» INPUT DATA
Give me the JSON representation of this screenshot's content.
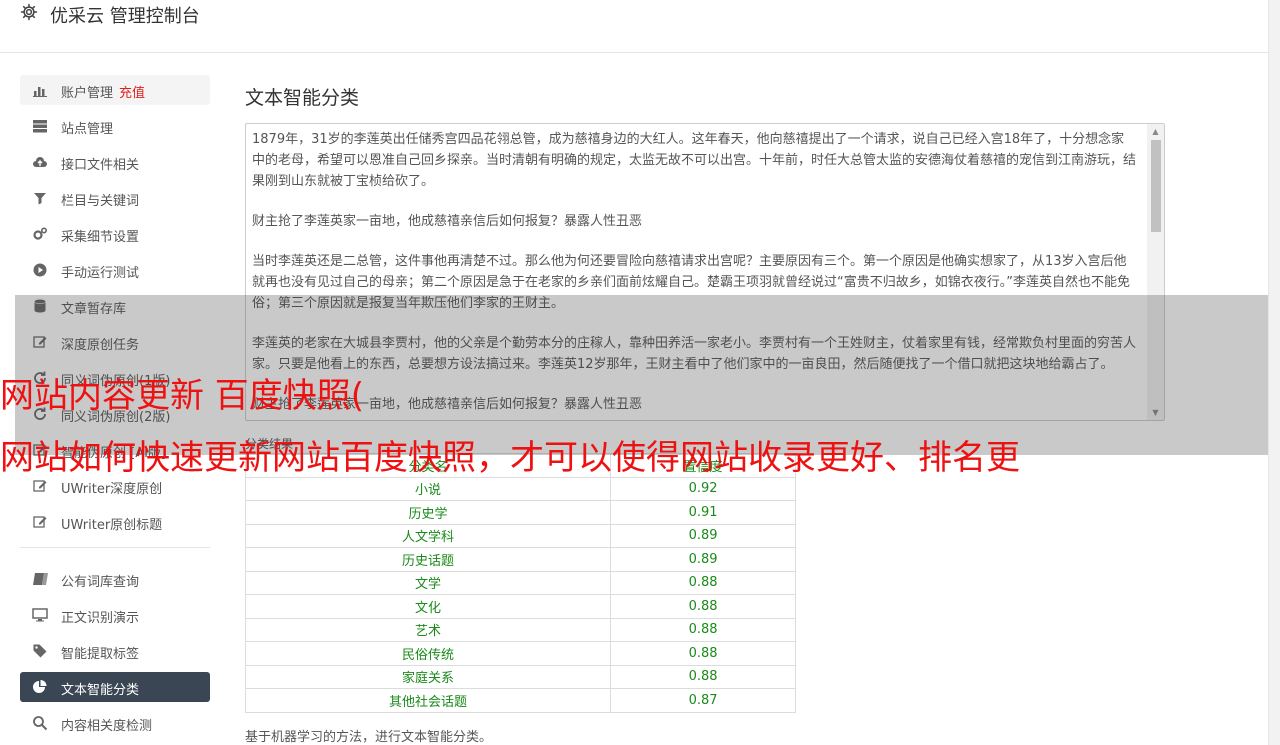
{
  "app": {
    "title": "优采云 管理控制台",
    "icon": "gear-icon"
  },
  "sidebar": {
    "group1": [
      {
        "name": "account",
        "icon": "bar-chart-icon",
        "label": "账户管理",
        "extra": "充值"
      },
      {
        "name": "site",
        "icon": "server-icon",
        "label": "站点管理"
      },
      {
        "name": "api-files",
        "icon": "cloud-upload-icon",
        "label": "接口文件相关"
      },
      {
        "name": "columns-keywords",
        "icon": "filter-icon",
        "label": "栏目与关键词"
      },
      {
        "name": "collect-settings",
        "icon": "cogs-icon",
        "label": "采集细节设置"
      },
      {
        "name": "manual-run",
        "icon": "play-circle-icon",
        "label": "手动运行测试"
      },
      {
        "name": "article-store",
        "icon": "database-icon",
        "label": "文章暂存库"
      },
      {
        "name": "deep-original",
        "icon": "edit-icon",
        "label": "深度原创任务"
      },
      {
        "name": "synonym-1",
        "icon": "refresh-icon",
        "label": "同义词伪原创(1版)"
      },
      {
        "name": "synonym-2",
        "icon": "refresh-icon",
        "label": "同义词伪原创(2版)"
      },
      {
        "name": "ai-pseudo",
        "icon": "edit-icon",
        "label": "智能伪原创 [AI版]"
      },
      {
        "name": "uwriter-deep",
        "icon": "edit-icon",
        "label": "UWriter深度原创"
      },
      {
        "name": "uwriter-title",
        "icon": "edit-icon",
        "label": "UWriter原创标题"
      }
    ],
    "group2": [
      {
        "name": "public-lexicon",
        "icon": "book-icon",
        "label": "公有词库查询"
      },
      {
        "name": "text-recognition",
        "icon": "monitor-icon",
        "label": "正文识别演示"
      },
      {
        "name": "tag-extract",
        "icon": "tag-icon",
        "label": "智能提取标签"
      },
      {
        "name": "text-classify",
        "icon": "pie-chart-icon",
        "label": "文本智能分类"
      },
      {
        "name": "relevance",
        "icon": "search-icon",
        "label": "内容相关度检测"
      }
    ]
  },
  "main": {
    "title": "文本智能分类",
    "text_paragraphs": [
      "1879年，31岁的李莲英出任储秀宫四品花翎总管，成为慈禧身边的大红人。这年春天，他向慈禧提出了一个请求，说自己已经入宫18年了，十分想念家中的老母，希望可以恩准自己回乡探亲。当时清朝有明确的规定，太监无故不可以出宫。十年前，时任大总管太监的安德海仗着慈禧的宠信到江南游玩，结果刚到山东就被丁宝桢给砍了。",
      "财主抢了李莲英家一亩地，他成慈禧亲信后如何报复？暴露人性丑恶",
      "当时李莲英还是二总管，这件事他再清楚不过。那么他为何还要冒险向慈禧请求出宫呢？主要原因有三个。第一个原因是他确实想家了，从13岁入宫后他就再也没有见过自己的母亲；第二个原因是急于在老家的乡亲们面前炫耀自己。楚霸王项羽就曾经说过“富贵不归故乡，如锦衣夜行。”李莲英自然也不能免俗；第三个原因就是报复当年欺压他们李家的王财主。",
      "李莲英的老家在大城县李贾村，他的父亲是个勤劳本分的庄稼人，靠种田养活一家老小。李贾村有一个王姓财主，仗着家里有钱，经常欺负村里面的穷苦人家。只要是他看上的东西，总要想方设法搞过来。李莲英12岁那年，王财主看中了他们家中的一亩良田，然后随便找了一个借口就把这块地给霸占了。",
      "财主抢了李莲英家一亩地，他成慈禧亲信后如何报复？暴露人性丑恶"
    ],
    "result_label": "分类结果",
    "table_headers": [
      "分类名",
      "置信度"
    ],
    "table_rows": [
      [
        "小说",
        "0.92"
      ],
      [
        "历史学",
        "0.91"
      ],
      [
        "人文学科",
        "0.89"
      ],
      [
        "历史话题",
        "0.89"
      ],
      [
        "文学",
        "0.88"
      ],
      [
        "文化",
        "0.88"
      ],
      [
        "艺术",
        "0.88"
      ],
      [
        "民俗传统",
        "0.88"
      ],
      [
        "家庭关系",
        "0.88"
      ],
      [
        "其他社会话题",
        "0.87"
      ]
    ],
    "note": "基于机器学习的方法，进行文本智能分类。"
  },
  "overlay_ad": {
    "line1": "网站内容更新 百度快照(",
    "line2": "网站如何快速更新网站百度快照，才可以使得网站收录更好、排名更"
  },
  "colors": {
    "active_bg": "#3a4654",
    "accent_red": "#e02020",
    "result_green": "#1a8a1a",
    "ad_red": "#ee1111"
  }
}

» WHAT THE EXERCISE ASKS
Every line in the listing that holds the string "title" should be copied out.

» WRITTEN REPLY
    "title": "优采云 管理控制台",
        "name": "uwriter-title",
    "title": "文本智能分类",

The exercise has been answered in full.